WHAT TO PRODUCE
Return the records exactly as they are.

RECORDS FOR THE TASK START

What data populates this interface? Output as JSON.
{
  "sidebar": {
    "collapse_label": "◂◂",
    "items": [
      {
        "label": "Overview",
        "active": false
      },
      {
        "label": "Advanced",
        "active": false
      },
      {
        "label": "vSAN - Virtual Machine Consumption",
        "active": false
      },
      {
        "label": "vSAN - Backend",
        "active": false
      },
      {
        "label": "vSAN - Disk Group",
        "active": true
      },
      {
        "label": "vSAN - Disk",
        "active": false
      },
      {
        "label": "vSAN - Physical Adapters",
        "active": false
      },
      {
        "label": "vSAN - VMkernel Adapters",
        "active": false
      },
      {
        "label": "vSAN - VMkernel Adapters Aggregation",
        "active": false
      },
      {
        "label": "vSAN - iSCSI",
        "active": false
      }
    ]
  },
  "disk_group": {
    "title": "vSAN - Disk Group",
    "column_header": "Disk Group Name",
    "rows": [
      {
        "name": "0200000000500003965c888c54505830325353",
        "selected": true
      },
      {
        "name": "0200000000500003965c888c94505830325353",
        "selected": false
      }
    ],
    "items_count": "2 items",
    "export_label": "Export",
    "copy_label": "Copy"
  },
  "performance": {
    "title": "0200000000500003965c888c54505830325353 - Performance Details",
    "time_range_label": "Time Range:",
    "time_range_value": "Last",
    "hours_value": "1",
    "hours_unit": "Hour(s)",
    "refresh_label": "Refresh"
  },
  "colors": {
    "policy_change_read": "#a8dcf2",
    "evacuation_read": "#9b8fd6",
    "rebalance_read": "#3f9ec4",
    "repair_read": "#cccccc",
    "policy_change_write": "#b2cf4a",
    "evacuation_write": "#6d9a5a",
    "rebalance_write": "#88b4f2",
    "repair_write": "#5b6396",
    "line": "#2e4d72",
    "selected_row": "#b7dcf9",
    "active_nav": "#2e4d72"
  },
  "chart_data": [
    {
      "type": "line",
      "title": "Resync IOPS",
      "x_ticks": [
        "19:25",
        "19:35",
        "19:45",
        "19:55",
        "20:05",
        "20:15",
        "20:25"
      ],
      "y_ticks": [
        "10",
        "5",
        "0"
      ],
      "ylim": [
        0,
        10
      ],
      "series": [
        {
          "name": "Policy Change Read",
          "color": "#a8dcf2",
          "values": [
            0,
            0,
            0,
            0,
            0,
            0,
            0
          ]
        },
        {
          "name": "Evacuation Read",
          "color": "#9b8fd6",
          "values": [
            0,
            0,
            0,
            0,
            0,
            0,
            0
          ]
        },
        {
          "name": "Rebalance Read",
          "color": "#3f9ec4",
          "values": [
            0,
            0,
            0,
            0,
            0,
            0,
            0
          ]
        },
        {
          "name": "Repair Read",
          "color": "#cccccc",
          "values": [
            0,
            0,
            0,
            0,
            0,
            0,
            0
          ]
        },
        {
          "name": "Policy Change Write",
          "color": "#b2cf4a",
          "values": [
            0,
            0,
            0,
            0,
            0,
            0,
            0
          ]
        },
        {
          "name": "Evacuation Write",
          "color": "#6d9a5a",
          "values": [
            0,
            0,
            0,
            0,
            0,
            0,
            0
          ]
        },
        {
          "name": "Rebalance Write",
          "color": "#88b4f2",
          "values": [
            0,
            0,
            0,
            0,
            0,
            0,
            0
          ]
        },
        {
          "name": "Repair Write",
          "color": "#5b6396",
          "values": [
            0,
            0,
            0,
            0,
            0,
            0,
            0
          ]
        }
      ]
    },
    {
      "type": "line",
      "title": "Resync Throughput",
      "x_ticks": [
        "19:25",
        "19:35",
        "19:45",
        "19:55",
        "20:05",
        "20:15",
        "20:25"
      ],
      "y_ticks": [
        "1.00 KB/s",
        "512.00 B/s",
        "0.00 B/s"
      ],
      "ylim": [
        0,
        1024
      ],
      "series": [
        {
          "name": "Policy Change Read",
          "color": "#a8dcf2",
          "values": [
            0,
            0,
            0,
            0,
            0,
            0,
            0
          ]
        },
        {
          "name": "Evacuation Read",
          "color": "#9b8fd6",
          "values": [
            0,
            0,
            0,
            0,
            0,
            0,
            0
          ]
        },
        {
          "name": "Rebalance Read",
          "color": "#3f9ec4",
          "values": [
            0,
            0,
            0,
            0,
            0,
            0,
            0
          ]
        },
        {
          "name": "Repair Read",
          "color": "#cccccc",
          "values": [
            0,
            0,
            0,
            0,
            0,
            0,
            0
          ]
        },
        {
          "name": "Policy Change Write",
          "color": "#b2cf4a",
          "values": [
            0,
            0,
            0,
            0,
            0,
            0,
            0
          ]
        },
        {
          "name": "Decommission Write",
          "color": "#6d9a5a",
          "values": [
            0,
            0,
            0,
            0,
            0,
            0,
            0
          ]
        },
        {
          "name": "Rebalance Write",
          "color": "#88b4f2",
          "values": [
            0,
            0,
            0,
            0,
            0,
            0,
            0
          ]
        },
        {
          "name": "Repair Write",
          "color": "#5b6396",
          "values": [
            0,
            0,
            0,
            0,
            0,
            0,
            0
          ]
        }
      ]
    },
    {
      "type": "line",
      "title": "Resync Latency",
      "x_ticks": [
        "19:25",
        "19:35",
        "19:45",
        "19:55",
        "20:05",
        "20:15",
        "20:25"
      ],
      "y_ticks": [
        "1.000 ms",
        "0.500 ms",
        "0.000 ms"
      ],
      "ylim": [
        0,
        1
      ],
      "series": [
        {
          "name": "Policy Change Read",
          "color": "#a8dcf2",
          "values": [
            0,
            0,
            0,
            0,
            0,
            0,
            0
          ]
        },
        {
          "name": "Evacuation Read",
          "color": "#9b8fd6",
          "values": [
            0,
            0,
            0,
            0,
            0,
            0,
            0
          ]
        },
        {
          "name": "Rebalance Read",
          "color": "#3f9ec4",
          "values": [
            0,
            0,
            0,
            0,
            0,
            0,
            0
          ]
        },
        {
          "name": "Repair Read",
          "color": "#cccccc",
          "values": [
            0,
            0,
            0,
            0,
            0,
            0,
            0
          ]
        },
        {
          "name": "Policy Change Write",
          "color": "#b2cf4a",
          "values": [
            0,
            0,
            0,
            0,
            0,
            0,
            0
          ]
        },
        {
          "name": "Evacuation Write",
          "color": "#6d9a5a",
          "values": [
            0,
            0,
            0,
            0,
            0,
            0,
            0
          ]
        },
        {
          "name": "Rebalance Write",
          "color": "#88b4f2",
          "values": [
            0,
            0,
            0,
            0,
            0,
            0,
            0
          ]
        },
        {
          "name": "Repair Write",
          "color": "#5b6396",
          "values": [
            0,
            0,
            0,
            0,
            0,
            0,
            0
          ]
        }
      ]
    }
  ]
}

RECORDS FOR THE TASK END

RESULT OF THE EXERCISE
What data populates this interface? Output as JSON.
{
  "sidebar": {
    "collapse_label": "◂◂",
    "items": [
      {
        "label": "Overview",
        "active": false
      },
      {
        "label": "Advanced",
        "active": false
      },
      {
        "label": "vSAN - Virtual Machine Consumption",
        "active": false
      },
      {
        "label": "vSAN - Backend",
        "active": false
      },
      {
        "label": "vSAN - Disk Group",
        "active": true
      },
      {
        "label": "vSAN - Disk",
        "active": false
      },
      {
        "label": "vSAN - Physical Adapters",
        "active": false
      },
      {
        "label": "vSAN - VMkernel Adapters",
        "active": false
      },
      {
        "label": "vSAN - VMkernel Adapters Aggregation",
        "active": false
      },
      {
        "label": "vSAN - iSCSI",
        "active": false
      }
    ]
  },
  "disk_group": {
    "title": "vSAN - Disk Group",
    "column_header": "Disk Group Name",
    "rows": [
      {
        "name": "0200000000500003965c888c54505830325353",
        "selected": true
      },
      {
        "name": "0200000000500003965c888c94505830325353",
        "selected": false
      }
    ],
    "items_count": "2 items",
    "export_label": "Export",
    "copy_label": "Copy"
  },
  "performance": {
    "title": "0200000000500003965c888c54505830325353 - Performance Details",
    "time_range_label": "Time Range:",
    "time_range_value": "Last",
    "hours_value": "1",
    "hours_unit": "Hour(s)",
    "refresh_label": "Refresh"
  },
  "colors": {
    "policy_change_read": "#a8dcf2",
    "evacuation_read": "#9b8fd6",
    "rebalance_read": "#3f9ec4",
    "repair_read": "#cccccc",
    "policy_change_write": "#b2cf4a",
    "evacuation_write": "#6d9a5a",
    "rebalance_write": "#88b4f2",
    "repair_write": "#5b6396",
    "line": "#2e4d72",
    "selected_row": "#b7dcf9",
    "active_nav": "#2e4d72"
  },
  "chart_data": [
    {
      "type": "line",
      "title": "Resync IOPS",
      "x_ticks": [
        "19:25",
        "19:35",
        "19:45",
        "19:55",
        "20:05",
        "20:15",
        "20:25"
      ],
      "y_ticks": [
        "10",
        "5",
        "0"
      ],
      "ylim": [
        0,
        10
      ],
      "series": [
        {
          "name": "Policy Change Read",
          "color": "#a8dcf2",
          "values": [
            0,
            0,
            0,
            0,
            0,
            0,
            0
          ]
        },
        {
          "name": "Evacuation Read",
          "color": "#9b8fd6",
          "values": [
            0,
            0,
            0,
            0,
            0,
            0,
            0
          ]
        },
        {
          "name": "Rebalance Read",
          "color": "#3f9ec4",
          "values": [
            0,
            0,
            0,
            0,
            0,
            0,
            0
          ]
        },
        {
          "name": "Repair Read",
          "color": "#cccccc",
          "values": [
            0,
            0,
            0,
            0,
            0,
            0,
            0
          ]
        },
        {
          "name": "Policy Change Write",
          "color": "#b2cf4a",
          "values": [
            0,
            0,
            0,
            0,
            0,
            0,
            0
          ]
        },
        {
          "name": "Evacuation Write",
          "color": "#6d9a5a",
          "values": [
            0,
            0,
            0,
            0,
            0,
            0,
            0
          ]
        },
        {
          "name": "Rebalance Write",
          "color": "#88b4f2",
          "values": [
            0,
            0,
            0,
            0,
            0,
            0,
            0
          ]
        },
        {
          "name": "Repair Write",
          "color": "#5b6396",
          "values": [
            0,
            0,
            0,
            0,
            0,
            0,
            0
          ]
        }
      ]
    },
    {
      "type": "line",
      "title": "Resync Throughput",
      "x_ticks": [
        "19:25",
        "19:35",
        "19:45",
        "19:55",
        "20:05",
        "20:15",
        "20:25"
      ],
      "y_ticks": [
        "1.00 KB/s",
        "512.00 B/s",
        "0.00 B/s"
      ],
      "ylim": [
        0,
        1024
      ],
      "series": [
        {
          "name": "Policy Change Read",
          "color": "#a8dcf2",
          "values": [
            0,
            0,
            0,
            0,
            0,
            0,
            0
          ]
        },
        {
          "name": "Evacuation Read",
          "color": "#9b8fd6",
          "values": [
            0,
            0,
            0,
            0,
            0,
            0,
            0
          ]
        },
        {
          "name": "Rebalance Read",
          "color": "#3f9ec4",
          "values": [
            0,
            0,
            0,
            0,
            0,
            0,
            0
          ]
        },
        {
          "name": "Repair Read",
          "color": "#cccccc",
          "values": [
            0,
            0,
            0,
            0,
            0,
            0,
            0
          ]
        },
        {
          "name": "Policy Change Write",
          "color": "#b2cf4a",
          "values": [
            0,
            0,
            0,
            0,
            0,
            0,
            0
          ]
        },
        {
          "name": "Decommission Write",
          "color": "#6d9a5a",
          "values": [
            0,
            0,
            0,
            0,
            0,
            0,
            0
          ]
        },
        {
          "name": "Rebalance Write",
          "color": "#88b4f2",
          "values": [
            0,
            0,
            0,
            0,
            0,
            0,
            0
          ]
        },
        {
          "name": "Repair Write",
          "color": "#5b6396",
          "values": [
            0,
            0,
            0,
            0,
            0,
            0,
            0
          ]
        }
      ]
    },
    {
      "type": "line",
      "title": "Resync Latency",
      "x_ticks": [
        "19:25",
        "19:35",
        "19:45",
        "19:55",
        "20:05",
        "20:15",
        "20:25"
      ],
      "y_ticks": [
        "1.000 ms",
        "0.500 ms",
        "0.000 ms"
      ],
      "ylim": [
        0,
        1
      ],
      "series": [
        {
          "name": "Policy Change Read",
          "color": "#a8dcf2",
          "values": [
            0,
            0,
            0,
            0,
            0,
            0,
            0
          ]
        },
        {
          "name": "Evacuation Read",
          "color": "#9b8fd6",
          "values": [
            0,
            0,
            0,
            0,
            0,
            0,
            0
          ]
        },
        {
          "name": "Rebalance Read",
          "color": "#3f9ec4",
          "values": [
            0,
            0,
            0,
            0,
            0,
            0,
            0
          ]
        },
        {
          "name": "Repair Read",
          "color": "#cccccc",
          "values": [
            0,
            0,
            0,
            0,
            0,
            0,
            0
          ]
        },
        {
          "name": "Policy Change Write",
          "color": "#b2cf4a",
          "values": [
            0,
            0,
            0,
            0,
            0,
            0,
            0
          ]
        },
        {
          "name": "Evacuation Write",
          "color": "#6d9a5a",
          "values": [
            0,
            0,
            0,
            0,
            0,
            0,
            0
          ]
        },
        {
          "name": "Rebalance Write",
          "color": "#88b4f2",
          "values": [
            0,
            0,
            0,
            0,
            0,
            0,
            0
          ]
        },
        {
          "name": "Repair Write",
          "color": "#5b6396",
          "values": [
            0,
            0,
            0,
            0,
            0,
            0,
            0
          ]
        }
      ]
    }
  ]
}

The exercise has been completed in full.